Depression is a medical illness that affects both the mind and body; it affects how you feel, think and behave. Depression is more than just a bout of the blues: it is a chronic condition that usually requires long-term treatment. The good news is most people with depression feel better with counseling or another form of treatment…Feelings of sadness and grief are typical responses to tough life events – loss of a loved one or job, news of a chronic illness, disappointment, devastating world events, and many other causes. Depression is different from sadness – it persists and can debilitate. Who has depression? Depression doesn’t discriminate based on age, race, income, or religion. In fact, according to the National Alliance on Mental Illness (2017), approximately 16 million adult Americans have experienced a major depressive episode within the past year. What does depression look like? Depression isn’t obvious. Depression is not the same as “feeling depressed”. People with depression may have:
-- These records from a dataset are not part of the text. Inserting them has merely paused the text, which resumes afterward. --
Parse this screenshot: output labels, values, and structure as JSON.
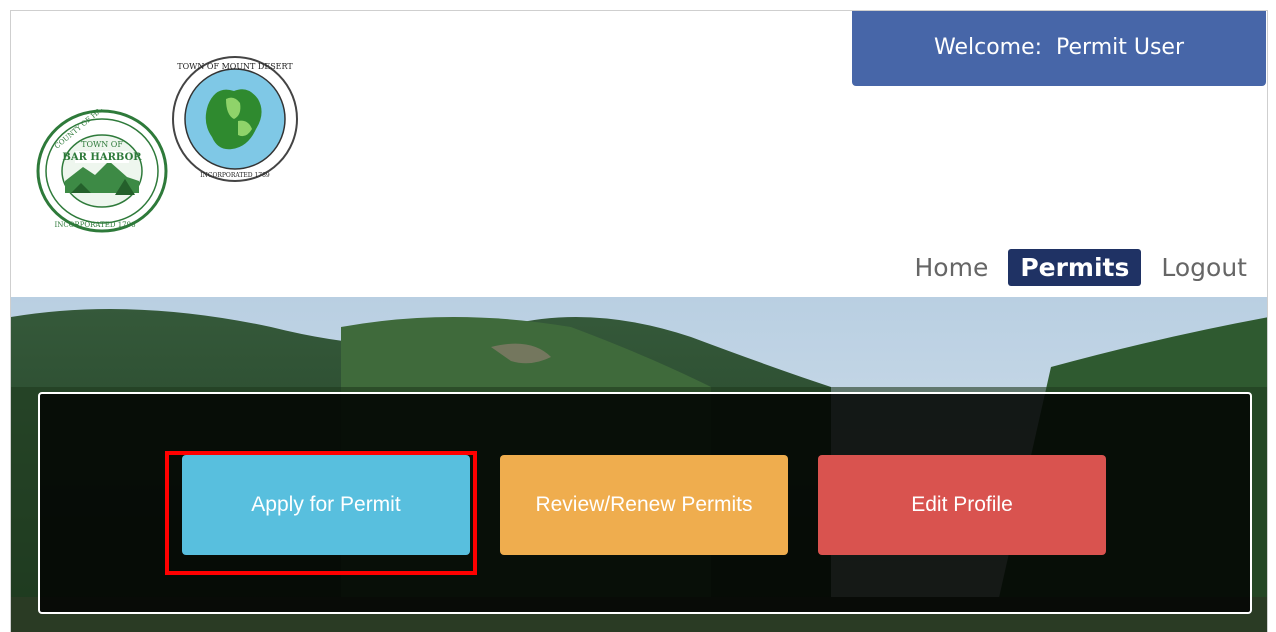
{
  "header": {
    "welcome_text": "Welcome:  Permit User",
    "logos": [
      {
        "name": "Town of Bar Harbor seal",
        "text": "TOWN OF BAR HARBOR"
      },
      {
        "name": "Town of Mount Desert seal",
        "text": "TOWN OF MOUNT DESERT"
      }
    ]
  },
  "nav": {
    "items": [
      {
        "label": "Home",
        "active": false
      },
      {
        "label": "Permits",
        "active": true
      },
      {
        "label": "Logout",
        "active": false
      }
    ]
  },
  "actions": {
    "apply_label": "Apply for Permit",
    "review_label": "Review/Renew Permits",
    "edit_label": "Edit Profile"
  },
  "colors": {
    "welcome_bg": "#4766a8",
    "nav_active_bg": "#1f3264",
    "apply_bg": "#58bfde",
    "review_bg": "#efad4e",
    "edit_bg": "#d9534f",
    "highlight": "#ff0000"
  }
}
- Feelings of being helpless or worthless
- Feelings of hopelessness
- Unexplained episodes of feeling sad or crying
- A change in appetite and/or sleep (increase or decrease)
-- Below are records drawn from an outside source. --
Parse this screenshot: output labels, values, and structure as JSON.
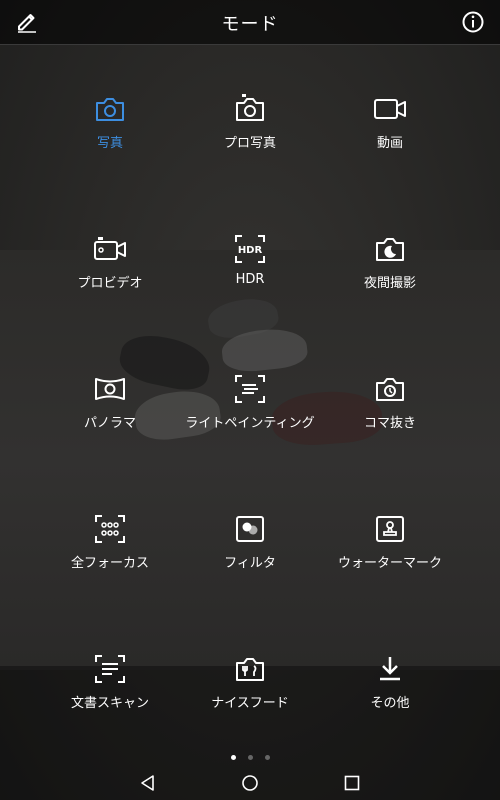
{
  "header": {
    "title": "モード"
  },
  "modes": [
    {
      "label": "写真",
      "icon": "camera-icon",
      "active": true
    },
    {
      "label": "プロ写真",
      "icon": "pro-camera-icon"
    },
    {
      "label": "動画",
      "icon": "video-icon"
    },
    {
      "label": "プロビデオ",
      "icon": "pro-video-icon"
    },
    {
      "label": "HDR",
      "icon": "hdr-icon"
    },
    {
      "label": "夜間撮影",
      "icon": "night-icon"
    },
    {
      "label": "パノラマ",
      "icon": "panorama-icon"
    },
    {
      "label": "ライトペインティング",
      "icon": "light-painting-icon"
    },
    {
      "label": "コマ抜き",
      "icon": "time-lapse-icon"
    },
    {
      "label": "全フォーカス",
      "icon": "all-focus-icon"
    },
    {
      "label": "フィルタ",
      "icon": "filter-icon"
    },
    {
      "label": "ウォーターマーク",
      "icon": "watermark-icon"
    },
    {
      "label": "文書スキャン",
      "icon": "document-scan-icon"
    },
    {
      "label": "ナイスフード",
      "icon": "good-food-icon"
    },
    {
      "label": "その他",
      "icon": "download-icon"
    }
  ],
  "pager": {
    "current": 1,
    "total": 3
  },
  "colors": {
    "accent": "#3d8ee0",
    "text": "#ffffff"
  }
}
- A decrease in energy
- A decrease or loss of interest in normal activities/hobbies
- Difficulty focusing/mental fog
- Physical ailments not able to be explained by physical causes
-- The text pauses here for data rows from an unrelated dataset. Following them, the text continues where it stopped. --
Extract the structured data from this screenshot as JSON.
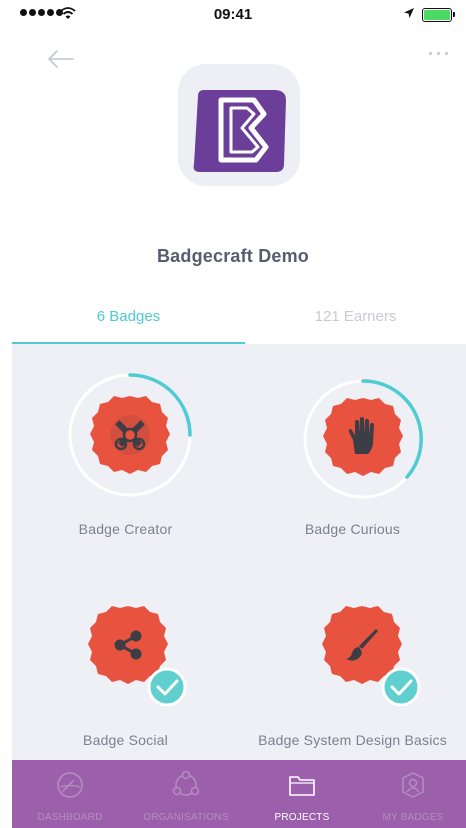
{
  "status_bar": {
    "time": "09:41"
  },
  "project": {
    "title": "Badgecraft Demo"
  },
  "tabs": {
    "badges": "6 Badges",
    "earners": "121 Earners"
  },
  "badges": [
    {
      "label": "Badge Creator",
      "icon": "pencil-ruler-icon",
      "progress": 0.25,
      "completed": false
    },
    {
      "label": "Badge Curious",
      "icon": "hand-icon",
      "progress": 0.4,
      "completed": false
    },
    {
      "label": "Badge Social",
      "icon": "share-icon",
      "completed": true
    },
    {
      "label": "Badge System Design Basics",
      "icon": "paintbrush-icon",
      "completed": true
    }
  ],
  "bottom_nav": [
    {
      "label": "DASHBOARD",
      "icon": "gauge-icon",
      "active": false
    },
    {
      "label": "ORGANISATIONS",
      "icon": "organisations-icon",
      "active": false
    },
    {
      "label": "PROJECTS",
      "icon": "folder-icon",
      "active": true
    },
    {
      "label": "MY BADGES",
      "icon": "profile-badge-icon",
      "active": false
    }
  ],
  "colors": {
    "accent": "#4fcbd3",
    "badge": "#e8533f",
    "brand": "#6b3f99",
    "nav_bg": "#9b5fab",
    "check": "#5fcfcf"
  }
}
- Thoughts of suicide
How do I know if I have depression? A licensed mental health professional or physician can diagnose depression. You may be asked about the above symptoms or given screening assessments to assure an accurate diagnosis.
What causes depression? How is it treated? Genetics, brain chemistry, and/or stressful life events can contribute to depression. Depression is often treated with antidepressant medications or psychotherapy (counseling), or a combination of the two. Because brain chemistry and genetics do contribute to depression, the type of antidepressant prescribed can vary. (Source: NIMH, 2018) If you are having suicidal thoughts, contact The National Suicide Prevention Lifeline, available at 1-800-273-TALK (8255), or you can visit www.suicidepreventionlifeline.org or call 9-1-1.